Michael Jordan and Kobe Bryant are the two greatest shooting guards to have ever played the game. Their dominance and impact on the game on and off the court were unprecedented, and they might be the two most competitive athletes ever. As a result, it is expected that they would be compared to one another.
Michael Jordan won 6 NBA titles as a player, but it took him 6 years to win his first. It all started out with his 1985 campaign, where he had arguably the most dominant rookie season ever. Kobe Bryant earned his first and only MVP Award in 2008, but many felt it was long overdue. By comparing the rookie campaign of Jordan to the MVP season of Bryant, here is what we deduced.
Michael Jordan’s Rookie Season
28.2 PPG, 6.5 RPG, 5.9 APG, 2.4 SPG, 0.8 BPG, 51.5% FG, 17.3% 3-PT FG, 84.5% FT
Michael Jordan's rookie campaign might have been the best ever. To many pundits watching the NBA in 1985, Jordan was already the best player in the world. Averaging 28.2 PPG and running away with the Rookie of the Year, we were in a new era of dominance.
Jordan made his first All-Star Team in 1985 as well, playing all 82 games and completing 38.3 MPG. Clearly, players do not do this anymore. Jordan was near-perfection in his rookie campaigns statistically, as he was efficient from the floor and dominant on both ends. The only issue was that Jordan failed to win in the first round of the playoffs as a 21-year old but the fact that he made it was a massive plus.
Kobe Bryant’s MVP Season

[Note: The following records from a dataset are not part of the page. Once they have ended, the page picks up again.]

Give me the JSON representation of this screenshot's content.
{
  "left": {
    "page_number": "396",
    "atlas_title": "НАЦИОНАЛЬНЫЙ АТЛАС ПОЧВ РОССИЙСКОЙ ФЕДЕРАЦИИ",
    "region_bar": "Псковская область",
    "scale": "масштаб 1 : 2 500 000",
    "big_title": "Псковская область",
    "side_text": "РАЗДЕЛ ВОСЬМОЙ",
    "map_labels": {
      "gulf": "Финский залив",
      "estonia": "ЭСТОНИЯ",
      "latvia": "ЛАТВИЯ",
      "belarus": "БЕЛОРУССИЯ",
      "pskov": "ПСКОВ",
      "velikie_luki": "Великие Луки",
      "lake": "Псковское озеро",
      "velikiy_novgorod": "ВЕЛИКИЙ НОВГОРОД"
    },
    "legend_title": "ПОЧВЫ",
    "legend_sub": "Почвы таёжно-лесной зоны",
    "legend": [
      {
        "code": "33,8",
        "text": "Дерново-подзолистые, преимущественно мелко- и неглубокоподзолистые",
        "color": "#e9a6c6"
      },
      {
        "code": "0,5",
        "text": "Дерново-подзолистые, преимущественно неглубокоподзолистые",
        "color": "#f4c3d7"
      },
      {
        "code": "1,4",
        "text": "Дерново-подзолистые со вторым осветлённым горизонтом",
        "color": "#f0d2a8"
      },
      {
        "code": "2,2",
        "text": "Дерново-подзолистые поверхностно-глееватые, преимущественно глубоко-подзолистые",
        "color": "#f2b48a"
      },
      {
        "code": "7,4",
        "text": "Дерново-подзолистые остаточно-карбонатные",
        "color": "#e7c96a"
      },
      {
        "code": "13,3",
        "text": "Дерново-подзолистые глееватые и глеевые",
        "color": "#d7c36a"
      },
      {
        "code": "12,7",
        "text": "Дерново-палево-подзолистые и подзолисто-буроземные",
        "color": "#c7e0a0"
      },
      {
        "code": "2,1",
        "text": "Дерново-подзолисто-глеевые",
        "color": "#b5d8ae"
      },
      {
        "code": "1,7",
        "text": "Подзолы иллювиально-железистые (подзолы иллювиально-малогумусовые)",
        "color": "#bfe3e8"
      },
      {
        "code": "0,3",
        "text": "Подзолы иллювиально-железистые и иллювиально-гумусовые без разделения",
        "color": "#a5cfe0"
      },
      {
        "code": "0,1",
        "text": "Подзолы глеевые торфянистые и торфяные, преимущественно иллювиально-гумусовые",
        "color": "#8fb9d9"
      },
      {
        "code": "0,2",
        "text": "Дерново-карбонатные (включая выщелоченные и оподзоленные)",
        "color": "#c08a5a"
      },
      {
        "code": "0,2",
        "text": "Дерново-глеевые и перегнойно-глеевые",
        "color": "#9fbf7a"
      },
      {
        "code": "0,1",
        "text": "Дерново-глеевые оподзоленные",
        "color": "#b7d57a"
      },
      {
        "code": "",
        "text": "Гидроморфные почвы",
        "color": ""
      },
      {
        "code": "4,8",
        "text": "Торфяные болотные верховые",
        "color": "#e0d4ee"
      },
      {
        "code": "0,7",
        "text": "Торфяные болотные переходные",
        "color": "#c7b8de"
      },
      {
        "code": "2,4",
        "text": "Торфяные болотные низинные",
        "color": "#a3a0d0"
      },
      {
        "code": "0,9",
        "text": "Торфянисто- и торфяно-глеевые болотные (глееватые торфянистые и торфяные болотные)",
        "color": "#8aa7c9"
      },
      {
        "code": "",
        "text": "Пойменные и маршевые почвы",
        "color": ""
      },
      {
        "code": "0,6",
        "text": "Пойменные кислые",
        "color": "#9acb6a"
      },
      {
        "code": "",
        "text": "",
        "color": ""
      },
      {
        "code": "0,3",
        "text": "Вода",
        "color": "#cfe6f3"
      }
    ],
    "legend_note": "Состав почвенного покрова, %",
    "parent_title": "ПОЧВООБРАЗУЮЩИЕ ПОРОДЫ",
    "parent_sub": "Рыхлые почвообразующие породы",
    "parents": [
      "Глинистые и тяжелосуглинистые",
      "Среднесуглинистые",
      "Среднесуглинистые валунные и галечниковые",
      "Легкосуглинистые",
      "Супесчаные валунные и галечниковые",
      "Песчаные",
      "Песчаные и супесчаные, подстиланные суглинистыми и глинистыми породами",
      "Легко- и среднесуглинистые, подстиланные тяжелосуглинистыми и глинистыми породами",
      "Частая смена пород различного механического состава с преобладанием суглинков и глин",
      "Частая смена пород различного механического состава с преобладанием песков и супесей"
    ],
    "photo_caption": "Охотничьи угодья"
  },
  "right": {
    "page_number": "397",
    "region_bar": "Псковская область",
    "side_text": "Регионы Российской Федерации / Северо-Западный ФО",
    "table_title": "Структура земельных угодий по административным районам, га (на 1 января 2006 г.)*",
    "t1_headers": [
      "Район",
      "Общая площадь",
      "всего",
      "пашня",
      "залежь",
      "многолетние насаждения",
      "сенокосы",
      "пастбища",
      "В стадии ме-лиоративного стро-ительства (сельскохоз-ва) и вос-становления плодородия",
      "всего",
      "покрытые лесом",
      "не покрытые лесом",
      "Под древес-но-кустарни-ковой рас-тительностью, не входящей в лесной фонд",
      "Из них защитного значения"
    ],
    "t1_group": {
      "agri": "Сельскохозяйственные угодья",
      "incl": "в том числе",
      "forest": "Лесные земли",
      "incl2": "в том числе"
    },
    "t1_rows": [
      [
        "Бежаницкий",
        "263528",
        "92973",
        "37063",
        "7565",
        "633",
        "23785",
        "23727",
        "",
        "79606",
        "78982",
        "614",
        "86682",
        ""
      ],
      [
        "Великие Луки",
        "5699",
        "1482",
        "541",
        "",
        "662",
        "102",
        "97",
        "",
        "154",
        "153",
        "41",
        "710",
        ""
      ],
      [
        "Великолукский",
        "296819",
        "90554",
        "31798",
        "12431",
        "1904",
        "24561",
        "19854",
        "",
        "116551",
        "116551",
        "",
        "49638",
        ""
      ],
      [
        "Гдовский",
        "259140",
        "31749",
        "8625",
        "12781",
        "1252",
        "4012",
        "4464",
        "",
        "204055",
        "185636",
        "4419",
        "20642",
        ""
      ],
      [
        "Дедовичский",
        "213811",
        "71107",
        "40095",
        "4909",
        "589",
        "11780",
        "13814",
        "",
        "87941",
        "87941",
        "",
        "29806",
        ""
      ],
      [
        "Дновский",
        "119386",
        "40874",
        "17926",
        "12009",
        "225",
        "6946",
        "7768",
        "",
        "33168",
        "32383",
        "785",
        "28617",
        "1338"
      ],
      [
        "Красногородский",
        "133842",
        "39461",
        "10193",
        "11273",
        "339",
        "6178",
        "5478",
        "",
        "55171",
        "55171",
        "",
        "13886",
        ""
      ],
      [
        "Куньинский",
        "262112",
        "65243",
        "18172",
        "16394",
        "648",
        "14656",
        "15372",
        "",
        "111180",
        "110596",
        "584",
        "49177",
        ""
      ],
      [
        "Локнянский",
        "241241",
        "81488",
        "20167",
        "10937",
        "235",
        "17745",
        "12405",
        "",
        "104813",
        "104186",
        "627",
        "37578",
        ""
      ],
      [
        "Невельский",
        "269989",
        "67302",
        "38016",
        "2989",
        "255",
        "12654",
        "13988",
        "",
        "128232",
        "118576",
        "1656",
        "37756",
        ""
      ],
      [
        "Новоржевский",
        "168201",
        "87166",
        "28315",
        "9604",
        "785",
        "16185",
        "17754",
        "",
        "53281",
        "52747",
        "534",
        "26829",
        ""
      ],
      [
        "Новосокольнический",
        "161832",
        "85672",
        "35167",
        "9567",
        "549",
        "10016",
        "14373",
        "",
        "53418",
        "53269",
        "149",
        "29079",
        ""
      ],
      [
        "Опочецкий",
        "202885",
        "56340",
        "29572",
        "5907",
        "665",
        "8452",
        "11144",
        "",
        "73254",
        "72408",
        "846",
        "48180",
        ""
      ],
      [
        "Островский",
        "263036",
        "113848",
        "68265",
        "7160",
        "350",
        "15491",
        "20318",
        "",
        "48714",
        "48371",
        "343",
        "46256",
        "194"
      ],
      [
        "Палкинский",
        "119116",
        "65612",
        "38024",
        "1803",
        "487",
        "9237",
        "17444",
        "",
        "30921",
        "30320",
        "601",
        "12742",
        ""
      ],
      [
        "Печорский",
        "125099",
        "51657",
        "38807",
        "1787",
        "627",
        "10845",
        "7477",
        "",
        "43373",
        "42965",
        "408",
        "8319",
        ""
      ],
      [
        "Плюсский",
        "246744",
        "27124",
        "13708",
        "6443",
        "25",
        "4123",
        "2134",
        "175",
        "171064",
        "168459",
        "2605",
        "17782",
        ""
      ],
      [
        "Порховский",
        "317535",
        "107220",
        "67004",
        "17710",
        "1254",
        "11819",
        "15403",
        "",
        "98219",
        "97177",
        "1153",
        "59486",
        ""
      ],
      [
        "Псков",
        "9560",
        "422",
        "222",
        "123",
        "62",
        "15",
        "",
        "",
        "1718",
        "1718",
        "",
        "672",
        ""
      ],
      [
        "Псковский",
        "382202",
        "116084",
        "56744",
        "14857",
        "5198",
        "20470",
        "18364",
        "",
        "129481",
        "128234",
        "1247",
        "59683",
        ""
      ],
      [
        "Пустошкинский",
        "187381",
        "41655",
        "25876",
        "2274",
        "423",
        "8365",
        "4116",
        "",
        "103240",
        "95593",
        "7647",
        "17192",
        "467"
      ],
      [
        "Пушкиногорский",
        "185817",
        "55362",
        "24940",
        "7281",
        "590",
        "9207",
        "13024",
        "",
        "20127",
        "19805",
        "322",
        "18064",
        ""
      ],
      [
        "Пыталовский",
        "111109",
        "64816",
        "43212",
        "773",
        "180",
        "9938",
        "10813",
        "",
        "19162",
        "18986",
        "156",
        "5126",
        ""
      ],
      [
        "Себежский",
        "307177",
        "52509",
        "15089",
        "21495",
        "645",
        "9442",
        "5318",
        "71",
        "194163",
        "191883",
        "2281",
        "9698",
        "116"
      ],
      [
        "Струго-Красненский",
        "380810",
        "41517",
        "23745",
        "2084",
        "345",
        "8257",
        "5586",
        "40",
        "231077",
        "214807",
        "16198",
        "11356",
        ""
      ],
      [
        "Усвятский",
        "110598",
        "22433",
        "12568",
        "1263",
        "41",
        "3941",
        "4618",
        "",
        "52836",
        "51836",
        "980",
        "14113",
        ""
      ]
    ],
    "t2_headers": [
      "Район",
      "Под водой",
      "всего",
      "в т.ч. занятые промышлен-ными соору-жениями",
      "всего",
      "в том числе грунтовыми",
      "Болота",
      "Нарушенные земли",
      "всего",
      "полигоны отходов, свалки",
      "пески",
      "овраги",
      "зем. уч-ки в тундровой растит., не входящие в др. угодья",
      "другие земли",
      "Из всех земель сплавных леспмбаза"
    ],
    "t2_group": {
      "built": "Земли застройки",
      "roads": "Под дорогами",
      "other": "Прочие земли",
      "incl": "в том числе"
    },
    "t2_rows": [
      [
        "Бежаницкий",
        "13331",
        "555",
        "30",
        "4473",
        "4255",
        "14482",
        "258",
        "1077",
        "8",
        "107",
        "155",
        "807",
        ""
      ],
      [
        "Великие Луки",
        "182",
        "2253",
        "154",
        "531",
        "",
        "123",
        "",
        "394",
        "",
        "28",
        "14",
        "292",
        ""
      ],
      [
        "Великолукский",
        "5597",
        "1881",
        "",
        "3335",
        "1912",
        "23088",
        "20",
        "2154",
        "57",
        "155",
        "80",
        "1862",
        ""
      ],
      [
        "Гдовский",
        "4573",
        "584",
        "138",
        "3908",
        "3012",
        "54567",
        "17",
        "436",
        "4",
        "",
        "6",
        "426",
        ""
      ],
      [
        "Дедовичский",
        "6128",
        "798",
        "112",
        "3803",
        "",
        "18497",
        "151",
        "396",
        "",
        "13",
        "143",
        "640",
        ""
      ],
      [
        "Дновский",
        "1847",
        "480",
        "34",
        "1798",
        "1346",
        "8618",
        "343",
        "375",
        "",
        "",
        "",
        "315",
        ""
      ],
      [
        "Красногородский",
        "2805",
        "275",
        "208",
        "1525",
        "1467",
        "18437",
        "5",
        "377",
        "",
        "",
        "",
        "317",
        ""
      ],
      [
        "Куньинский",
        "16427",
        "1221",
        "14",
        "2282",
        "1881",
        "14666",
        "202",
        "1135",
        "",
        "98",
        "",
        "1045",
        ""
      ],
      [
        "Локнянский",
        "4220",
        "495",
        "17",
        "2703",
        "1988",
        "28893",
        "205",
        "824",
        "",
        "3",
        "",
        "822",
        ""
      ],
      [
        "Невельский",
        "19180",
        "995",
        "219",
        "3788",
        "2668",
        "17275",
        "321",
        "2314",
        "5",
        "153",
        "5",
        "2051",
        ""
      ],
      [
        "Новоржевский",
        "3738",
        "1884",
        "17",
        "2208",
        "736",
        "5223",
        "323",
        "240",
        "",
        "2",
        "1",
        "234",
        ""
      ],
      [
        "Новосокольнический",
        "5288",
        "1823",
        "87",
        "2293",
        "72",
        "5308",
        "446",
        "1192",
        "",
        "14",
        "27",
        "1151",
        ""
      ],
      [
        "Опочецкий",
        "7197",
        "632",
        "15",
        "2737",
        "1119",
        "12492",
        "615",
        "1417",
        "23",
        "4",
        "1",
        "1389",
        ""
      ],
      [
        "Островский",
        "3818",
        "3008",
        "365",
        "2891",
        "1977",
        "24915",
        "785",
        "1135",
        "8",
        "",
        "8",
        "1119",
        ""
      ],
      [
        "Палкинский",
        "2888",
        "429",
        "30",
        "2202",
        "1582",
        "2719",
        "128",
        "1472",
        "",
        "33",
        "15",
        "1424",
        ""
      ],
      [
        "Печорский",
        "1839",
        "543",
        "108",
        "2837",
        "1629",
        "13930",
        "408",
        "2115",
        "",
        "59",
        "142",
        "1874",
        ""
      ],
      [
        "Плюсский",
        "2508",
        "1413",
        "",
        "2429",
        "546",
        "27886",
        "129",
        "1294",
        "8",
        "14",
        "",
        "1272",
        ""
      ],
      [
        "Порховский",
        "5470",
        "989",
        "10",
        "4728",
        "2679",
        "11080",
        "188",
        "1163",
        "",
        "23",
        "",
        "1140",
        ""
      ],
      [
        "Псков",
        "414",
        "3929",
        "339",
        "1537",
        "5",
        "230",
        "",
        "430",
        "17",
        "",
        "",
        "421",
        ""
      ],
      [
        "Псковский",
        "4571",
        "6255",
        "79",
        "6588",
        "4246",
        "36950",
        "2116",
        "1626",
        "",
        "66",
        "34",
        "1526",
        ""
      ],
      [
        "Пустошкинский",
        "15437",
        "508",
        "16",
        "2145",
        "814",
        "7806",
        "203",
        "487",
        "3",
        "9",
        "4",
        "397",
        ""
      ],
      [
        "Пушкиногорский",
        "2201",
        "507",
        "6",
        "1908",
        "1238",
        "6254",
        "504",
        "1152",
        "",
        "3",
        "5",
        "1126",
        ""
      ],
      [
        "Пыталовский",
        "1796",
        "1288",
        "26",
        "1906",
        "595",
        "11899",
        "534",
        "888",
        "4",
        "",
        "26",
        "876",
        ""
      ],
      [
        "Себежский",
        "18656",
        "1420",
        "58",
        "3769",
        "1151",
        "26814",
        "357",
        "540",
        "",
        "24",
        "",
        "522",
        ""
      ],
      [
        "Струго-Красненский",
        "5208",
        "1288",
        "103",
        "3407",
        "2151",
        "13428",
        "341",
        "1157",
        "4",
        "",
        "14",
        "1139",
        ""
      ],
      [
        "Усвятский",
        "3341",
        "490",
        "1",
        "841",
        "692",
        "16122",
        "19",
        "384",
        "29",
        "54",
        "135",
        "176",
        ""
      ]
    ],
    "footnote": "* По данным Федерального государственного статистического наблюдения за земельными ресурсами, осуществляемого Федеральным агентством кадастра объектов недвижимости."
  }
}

28.3 PPG, 6.3 RPG, 5.4 PG, 1.8 SPG, 0.5 BPG, 45.9% FG, 36.1% 3-PT FG, 84.0% FT
Kobe Bryant was long overdue for an MVP Award. Despite scoring 81 points and carrying arguably the worst Lakers team every season in 2006, he couldn't win MVP over Steve Nash. Nash had a better team record, but Kobe was the best player in the league.
Bryant had similar numbers to rookie Michael Jordan. He averaged 28.3 PPG and shot a decent clip from the field for a gunner like Bryant. What stands out the most was Bryant's proficiency from deep, which massively usurps Jordan's shooting. Of course, the league didn't find the 3-point shoot relevant in the '80s than they did in the 2000s, so that makes sense.
Bryant made the NBA Finals in 2008, running into a superteam Celtics squad with Paul Pierce and Kevin Garnett. It was an impressive season for the MVP, and he would earn his dues the next 2 years by winning back-to-back championships.
Was Rookie MJ Better Than MVP Kobe?
The answer is yes, no, maybe. In all seriousness, it is very close but the edge goes to The Mamba. Jordan had similar stats to Kobe Bryant, but he was only a rookie! Jordan was already the best player in the game at 21 years old while MVP Kobe was in his prime at 29 years of age. Kobe had more time under his belt and that's why he made the NBA Finals as an experienced player.
Michael Jordan deserves a ton of credit for putting up the stats and making an All-Star team in his first year, but he didn't have the team success that Bryant had. Therefore, the answer of who had a better season has to go to the more successful star. Jordan put up similar numbers to a prime Kobe as a rookie, but Kobe had more success in the postseason. Making the Finals is no easy task and Bryant's magical year earned him that spot against one of the best teams over the past 20 years.
In conclusion, Michael Jordan is the greatest player of all time. While Kobe and Jordan's stats were similar in their campaigns, the fact that Jordan accomplished what he did as a rookie is unparalleled. It can be argued that Kobe Bryant's MVP season was better than Jordan's rookie season, but the comparison itself lends itself to Jordan being the best ever.
Bryant is widely considered a top-10 player of all time, and Jordan's rookie season is being compared to his MVP campaign. That is extraordinary, and the comparison can be summed up like this. Kobe won the battle, Jordan won the war.
Jordan used his rookie season to become the best player ever, whereas Kobe's MVP season was his apex. The GOAT gets the last laugh, but Kobe had the better campaign in this comparison.